SHERMAN, TX-A Sherman furniture store hits a milestone Thursday. Knight Furniture celebrated a century since they first opened their doors.
Sherman Mayor Bill Magers presented a proclamation. Texas state representative Larry Phillips presented the Knight family with a resolution from Governor Rick Perry, the Texas House of Representatives and Senator Craig Estes all in recognition of the store's history and community service.
KXII's own Tom Miller and Maureen Kane were honored to speak at the event.
The original owner's daughter was also there and she shared some of the store's and the city's history with our own Victoria Maranan.
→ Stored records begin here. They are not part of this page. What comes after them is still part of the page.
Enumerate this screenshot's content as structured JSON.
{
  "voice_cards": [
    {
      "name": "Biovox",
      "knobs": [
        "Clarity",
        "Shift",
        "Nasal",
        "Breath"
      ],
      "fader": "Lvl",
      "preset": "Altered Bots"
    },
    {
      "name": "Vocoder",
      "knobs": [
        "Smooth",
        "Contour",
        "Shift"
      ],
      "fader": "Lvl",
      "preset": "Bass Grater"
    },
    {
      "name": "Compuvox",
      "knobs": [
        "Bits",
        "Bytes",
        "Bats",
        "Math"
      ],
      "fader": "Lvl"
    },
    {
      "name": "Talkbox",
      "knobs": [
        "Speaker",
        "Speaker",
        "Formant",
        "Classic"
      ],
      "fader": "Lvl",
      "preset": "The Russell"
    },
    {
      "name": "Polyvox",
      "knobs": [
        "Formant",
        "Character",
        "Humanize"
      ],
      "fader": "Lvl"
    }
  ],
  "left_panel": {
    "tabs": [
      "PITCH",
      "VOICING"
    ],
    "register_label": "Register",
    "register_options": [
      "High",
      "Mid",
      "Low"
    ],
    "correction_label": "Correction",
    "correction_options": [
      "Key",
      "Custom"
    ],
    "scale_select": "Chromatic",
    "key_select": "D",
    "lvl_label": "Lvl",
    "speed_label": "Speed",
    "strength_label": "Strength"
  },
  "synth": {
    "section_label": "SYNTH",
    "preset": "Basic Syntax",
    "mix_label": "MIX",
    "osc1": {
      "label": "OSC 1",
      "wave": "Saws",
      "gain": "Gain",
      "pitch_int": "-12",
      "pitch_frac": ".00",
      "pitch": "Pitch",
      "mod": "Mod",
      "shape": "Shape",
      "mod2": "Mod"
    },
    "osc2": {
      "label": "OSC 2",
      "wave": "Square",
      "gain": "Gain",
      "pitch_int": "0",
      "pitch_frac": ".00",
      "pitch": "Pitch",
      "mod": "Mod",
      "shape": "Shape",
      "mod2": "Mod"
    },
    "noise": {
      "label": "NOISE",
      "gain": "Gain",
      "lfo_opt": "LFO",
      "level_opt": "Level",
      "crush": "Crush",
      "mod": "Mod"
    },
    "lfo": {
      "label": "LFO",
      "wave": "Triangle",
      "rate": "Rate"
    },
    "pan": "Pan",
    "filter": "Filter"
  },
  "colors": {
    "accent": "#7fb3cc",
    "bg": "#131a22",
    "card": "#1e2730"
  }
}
"I always knew this store as this size for the last. I worked here and it was this size during the war, World War II, so it was big then."
Nadyne Hughes said the the world may have changed a lot over the past 100 years, but her father's business has not.
J.B. Knight, started Knight Furniture back in 1912 and she worked there after she graduated from college.
Hughes said they worked long hours back then, until 10:00 at night on Saturdays.
"I worked in the floor and was a saleslady and worked at the stock," she said.
Hughes watched the business grow, even through the Great Depression and the recent recession.
She was there Thursday as Knight Furniture celebrated a century in business.
"Oh it's quite an honor. It's exciting for us and our staff, the Sherman community's just been good to us."
Knight Furniture president, David Gunn said their business show no signs of slowing down even after 100 years and said they owe that to Texoma.
"Our goals are the same as it has always been, to continue to grow, to continue to serve the local community," he said.
"I think it's a testament to hardwork and knowing the local community. So it's important that we as a community buy local, shop local and eat at local restaurants."
State Representative Larry Phillips said he's seen the impact shopping at home can have on cities.
"Spend dollars here because all those tax dollars will help everyone in Grayson County," he said.
Both Gunn and Hughes said they have a piece of advice to current and future business owners.
"You know I don't know if there really is a secret other than hard work, being willing to put in the commitment. If there is a secret, it truly is in embracing our community," said Gunn.
"Hang in, the fourth generation can still make it and that's what's happening here. We've come through the first, second and third generation, we made it to the fourth and we're still doing well," said Hughes.